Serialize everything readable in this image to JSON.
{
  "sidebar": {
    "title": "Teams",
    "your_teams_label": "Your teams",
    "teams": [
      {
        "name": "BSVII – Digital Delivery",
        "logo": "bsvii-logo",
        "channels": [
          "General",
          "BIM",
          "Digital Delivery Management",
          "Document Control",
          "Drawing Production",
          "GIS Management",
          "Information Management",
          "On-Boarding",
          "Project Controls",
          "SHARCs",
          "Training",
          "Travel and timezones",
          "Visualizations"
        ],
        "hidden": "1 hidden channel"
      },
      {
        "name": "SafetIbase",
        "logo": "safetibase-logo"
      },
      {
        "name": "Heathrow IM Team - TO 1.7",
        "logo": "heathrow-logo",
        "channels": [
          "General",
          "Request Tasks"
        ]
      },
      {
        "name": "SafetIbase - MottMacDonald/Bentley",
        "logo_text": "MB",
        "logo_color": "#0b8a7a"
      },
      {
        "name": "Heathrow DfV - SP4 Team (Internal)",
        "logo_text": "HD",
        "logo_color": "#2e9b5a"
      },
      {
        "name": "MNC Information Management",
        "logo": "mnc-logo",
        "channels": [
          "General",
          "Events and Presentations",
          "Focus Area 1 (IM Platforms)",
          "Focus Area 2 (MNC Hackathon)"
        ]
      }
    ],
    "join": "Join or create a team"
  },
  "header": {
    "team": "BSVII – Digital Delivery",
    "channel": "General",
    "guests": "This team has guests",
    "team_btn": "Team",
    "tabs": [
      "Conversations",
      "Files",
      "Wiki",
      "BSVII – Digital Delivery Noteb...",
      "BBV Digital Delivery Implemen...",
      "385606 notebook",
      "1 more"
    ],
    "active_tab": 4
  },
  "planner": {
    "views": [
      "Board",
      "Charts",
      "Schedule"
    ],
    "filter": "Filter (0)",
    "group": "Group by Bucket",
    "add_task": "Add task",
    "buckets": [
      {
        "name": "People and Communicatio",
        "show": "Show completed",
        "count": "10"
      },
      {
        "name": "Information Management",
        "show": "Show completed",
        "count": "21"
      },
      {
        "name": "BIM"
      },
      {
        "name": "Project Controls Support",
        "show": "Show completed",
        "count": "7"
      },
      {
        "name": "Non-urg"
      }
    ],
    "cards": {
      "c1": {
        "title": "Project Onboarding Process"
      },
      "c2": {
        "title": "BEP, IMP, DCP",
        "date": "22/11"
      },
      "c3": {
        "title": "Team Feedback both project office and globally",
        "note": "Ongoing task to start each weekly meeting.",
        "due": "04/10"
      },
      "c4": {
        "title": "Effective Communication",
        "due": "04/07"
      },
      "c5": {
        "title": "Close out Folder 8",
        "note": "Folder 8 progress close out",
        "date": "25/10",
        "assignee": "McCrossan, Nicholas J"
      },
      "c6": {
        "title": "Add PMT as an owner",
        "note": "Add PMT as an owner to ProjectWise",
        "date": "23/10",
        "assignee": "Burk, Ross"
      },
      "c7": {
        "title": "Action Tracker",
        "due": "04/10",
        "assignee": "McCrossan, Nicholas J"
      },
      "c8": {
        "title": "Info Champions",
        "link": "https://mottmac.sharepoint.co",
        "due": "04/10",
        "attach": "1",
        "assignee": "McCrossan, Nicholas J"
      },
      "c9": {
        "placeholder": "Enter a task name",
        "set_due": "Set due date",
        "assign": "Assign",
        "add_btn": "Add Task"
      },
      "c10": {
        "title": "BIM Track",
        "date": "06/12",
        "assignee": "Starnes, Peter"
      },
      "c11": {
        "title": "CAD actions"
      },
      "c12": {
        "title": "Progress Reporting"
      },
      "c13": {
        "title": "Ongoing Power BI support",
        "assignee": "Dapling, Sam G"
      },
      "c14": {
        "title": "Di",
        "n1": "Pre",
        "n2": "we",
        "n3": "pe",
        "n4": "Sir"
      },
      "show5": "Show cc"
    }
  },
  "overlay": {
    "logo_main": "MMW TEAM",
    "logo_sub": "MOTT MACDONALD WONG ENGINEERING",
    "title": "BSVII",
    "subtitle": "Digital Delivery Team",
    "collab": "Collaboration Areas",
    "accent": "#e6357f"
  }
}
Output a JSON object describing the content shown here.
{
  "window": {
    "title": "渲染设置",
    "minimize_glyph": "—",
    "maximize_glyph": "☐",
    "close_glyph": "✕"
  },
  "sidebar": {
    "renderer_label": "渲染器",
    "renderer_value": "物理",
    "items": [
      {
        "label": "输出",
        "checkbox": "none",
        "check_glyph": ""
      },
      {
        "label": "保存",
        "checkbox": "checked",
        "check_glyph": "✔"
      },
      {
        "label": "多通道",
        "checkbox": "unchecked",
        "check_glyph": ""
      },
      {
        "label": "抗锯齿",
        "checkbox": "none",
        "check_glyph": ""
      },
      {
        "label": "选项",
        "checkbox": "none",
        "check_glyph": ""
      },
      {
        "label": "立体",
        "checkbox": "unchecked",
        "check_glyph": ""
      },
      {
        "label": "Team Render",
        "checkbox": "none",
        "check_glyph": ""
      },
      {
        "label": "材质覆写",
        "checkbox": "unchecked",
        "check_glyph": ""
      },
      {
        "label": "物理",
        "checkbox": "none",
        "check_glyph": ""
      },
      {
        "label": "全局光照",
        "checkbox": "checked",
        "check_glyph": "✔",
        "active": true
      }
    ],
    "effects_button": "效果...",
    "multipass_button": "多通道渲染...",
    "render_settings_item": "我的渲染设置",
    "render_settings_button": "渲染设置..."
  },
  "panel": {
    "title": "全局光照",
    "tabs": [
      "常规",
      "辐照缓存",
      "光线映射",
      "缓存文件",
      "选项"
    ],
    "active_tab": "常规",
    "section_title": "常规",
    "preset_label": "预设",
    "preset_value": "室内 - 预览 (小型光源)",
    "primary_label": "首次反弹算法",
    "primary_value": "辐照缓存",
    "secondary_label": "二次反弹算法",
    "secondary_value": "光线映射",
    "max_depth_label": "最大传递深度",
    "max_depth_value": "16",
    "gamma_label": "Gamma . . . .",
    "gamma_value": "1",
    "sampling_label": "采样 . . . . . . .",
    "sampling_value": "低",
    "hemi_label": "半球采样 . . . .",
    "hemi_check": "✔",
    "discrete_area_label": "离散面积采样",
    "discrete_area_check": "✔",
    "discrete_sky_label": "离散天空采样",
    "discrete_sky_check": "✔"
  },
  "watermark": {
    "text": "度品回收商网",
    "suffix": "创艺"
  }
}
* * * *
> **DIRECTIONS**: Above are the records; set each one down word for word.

> **ANSWER SPACE**:
Serialize everything readable in this image to JSON.
{
  "sidebar": {
    "title": "Teams",
    "your_teams_label": "Your teams",
    "teams": [
      {
        "name": "BSVII – Digital Delivery",
        "logo": "bsvii-logo",
        "channels": [
          "General",
          "BIM",
          "Digital Delivery Management",
          "Document Control",
          "Drawing Production",
          "GIS Management",
          "Information Management",
          "On-Boarding",
          "Project Controls",
          "SHARCs",
          "Training",
          "Travel and timezones",
          "Visualizations"
        ],
        "hidden": "1 hidden channel"
      },
      {
        "name": "SafetIbase",
        "logo": "safetibase-logo"
      },
      {
        "name": "Heathrow IM Team - TO 1.7",
        "logo": "heathrow-logo",
        "channels": [
          "General",
          "Request Tasks"
        ]
      },
      {
        "name": "SafetIbase - MottMacDonald/Bentley",
        "logo_text": "MB",
        "logo_color": "#0b8a7a"
      },
      {
        "name": "Heathrow DfV - SP4 Team (Internal)",
        "logo_text": "HD",
        "logo_color": "#2e9b5a"
      },
      {
        "name": "MNC Information Management",
        "logo": "mnc-logo",
        "channels": [
          "General",
          "Events and Presentations",
          "Focus Area 1 (IM Platforms)",
          "Focus Area 2 (MNC Hackathon)"
        ]
      }
    ],
    "join": "Join or create a team"
  },
  "header": {
    "team": "BSVII – Digital Delivery",
    "channel": "General",
    "guests": "This team has guests",
    "team_btn": "Team",
    "tabs": [
      "Conversations",
      "Files",
      "Wiki",
      "BSVII – Digital Delivery Noteb...",
      "BBV Digital Delivery Implemen...",
      "385606 notebook",
      "1 more"
    ],
    "active_tab": 4
  },
  "planner": {
    "views": [
      "Board",
      "Charts",
      "Schedule"
    ],
    "filter": "Filter (0)",
    "group": "Group by Bucket",
    "add_task": "Add task",
    "buckets": [
      {
        "name": "People and Communicatio",
        "show": "Show completed",
        "count": "10"
      },
      {
        "name": "Information Management",
        "show": "Show completed",
        "count": "21"
      },
      {
        "name": "BIM"
      },
      {
        "name": "Project Controls Support",
        "show": "Show completed",
        "count": "7"
      },
      {
        "name": "Non-urg"
      }
    ],
    "cards": {
      "c1": {
        "title": "Project Onboarding Process"
      },
      "c2": {
        "title": "BEP, IMP, DCP",
        "date": "22/11"
      },
      "c3": {
        "title": "Team Feedback both project office and globally",
        "note": "Ongoing task to start each weekly meeting.",
        "due": "04/10"
      },
      "c4": {
        "title": "Effective Communication",
        "due": "04/07"
      },
      "c5": {
        "title": "Close out Folder 8",
        "note": "Folder 8 progress close out",
        "date": "25/10",
        "assignee": "McCrossan, Nicholas J"
      },
      "c6": {
        "title": "Add PMT as an owner",
        "note": "Add PMT as an owner to ProjectWise",
        "date": "23/10",
        "assignee": "Burk, Ross"
      },
      "c7": {
        "title": "Action Tracker",
        "due": "04/10",
        "assignee": "McCrossan, Nicholas J"
      },
      "c8": {
        "title": "Info Champions",
        "link": "https://mottmac.sharepoint.co",
        "due": "04/10",
        "attach": "1",
        "assignee": "McCrossan, Nicholas J"
      },
      "c9": {
        "placeholder": "Enter a task name",
        "set_due": "Set due date",
        "assign": "Assign",
        "add_btn": "Add Task"
      },
      "c10": {
        "title": "BIM Track",
        "date": "06/12",
        "assignee": "Starnes, Peter"
      },
      "c11": {
        "title": "CAD actions"
      },
      "c12": {
        "title": "Progress Reporting"
      },
      "c13": {
        "title": "Ongoing Power BI support",
        "assignee": "Dapling, Sam G"
      },
      "c14": {
        "title": "Di",
        "n1": "Pre",
        "n2": "we",
        "n3": "pe",
        "n4": "Sir"
      },
      "show5": "Show cc"
    }
  },
  "overlay": {
    "logo_main": "MMW TEAM",
    "logo_sub": "MOTT MACDONALD WONG ENGINEERING",
    "title": "BSVII",
    "subtitle": "Digital Delivery Team",
    "collab": "Collaboration Areas",
    "accent": "#e6357f"
  }
}
Output a JSON object describing the content shown here.
{
  "window": {
    "title": "渲染设置",
    "minimize_glyph": "—",
    "maximize_glyph": "☐",
    "close_glyph": "✕"
  },
  "sidebar": {
    "renderer_label": "渲染器",
    "renderer_value": "物理",
    "items": [
      {
        "label": "输出",
        "checkbox": "none",
        "check_glyph": ""
      },
      {
        "label": "保存",
        "checkbox": "checked",
        "check_glyph": "✔"
      },
      {
        "label": "多通道",
        "checkbox": "unchecked",
        "check_glyph": ""
      },
      {
        "label": "抗锯齿",
        "checkbox": "none",
        "check_glyph": ""
      },
      {
        "label": "选项",
        "checkbox": "none",
        "check_glyph": ""
      },
      {
        "label": "立体",
        "checkbox": "unchecked",
        "check_glyph": ""
      },
      {
        "label": "Team Render",
        "checkbox": "none",
        "check_glyph": ""
      },
      {
        "label": "材质覆写",
        "checkbox": "unchecked",
        "check_glyph": ""
      },
      {
        "label": "物理",
        "checkbox": "none",
        "check_glyph": ""
      },
      {
        "label": "全局光照",
        "checkbox": "checked",
        "check_glyph": "✔",
        "active": true
      }
    ],
    "effects_button": "效果...",
    "multipass_button": "多通道渲染...",
    "render_settings_item": "我的渲染设置",
    "render_settings_button": "渲染设置..."
  },
  "panel": {
    "title": "全局光照",
    "tabs": [
      "常规",
      "辐照缓存",
      "光线映射",
      "缓存文件",
      "选项"
    ],
    "active_tab": "常规",
    "section_title": "常规",
    "preset_label": "预设",
    "preset_value": "室内 - 预览 (小型光源)",
    "primary_label": "首次反弹算法",
    "primary_value": "辐照缓存",
    "secondary_label": "二次反弹算法",
    "secondary_value": "光线映射",
    "max_depth_label": "最大传递深度",
    "max_depth_value": "16",
    "gamma_label": "Gamma . . . .",
    "gamma_value": "1",
    "sampling_label": "采样 . . . . . . .",
    "sampling_value": "低",
    "hemi_label": "半球采样 . . . .",
    "hemi_check": "✔",
    "discrete_area_label": "离散面积采样",
    "discrete_area_check": "✔",
    "discrete_sky_label": "离散天空采样",
    "discrete_sky_check": "✔"
  },
  "watermark": {
    "text": "度品回收商网",
    "suffix": "创艺"
  }
}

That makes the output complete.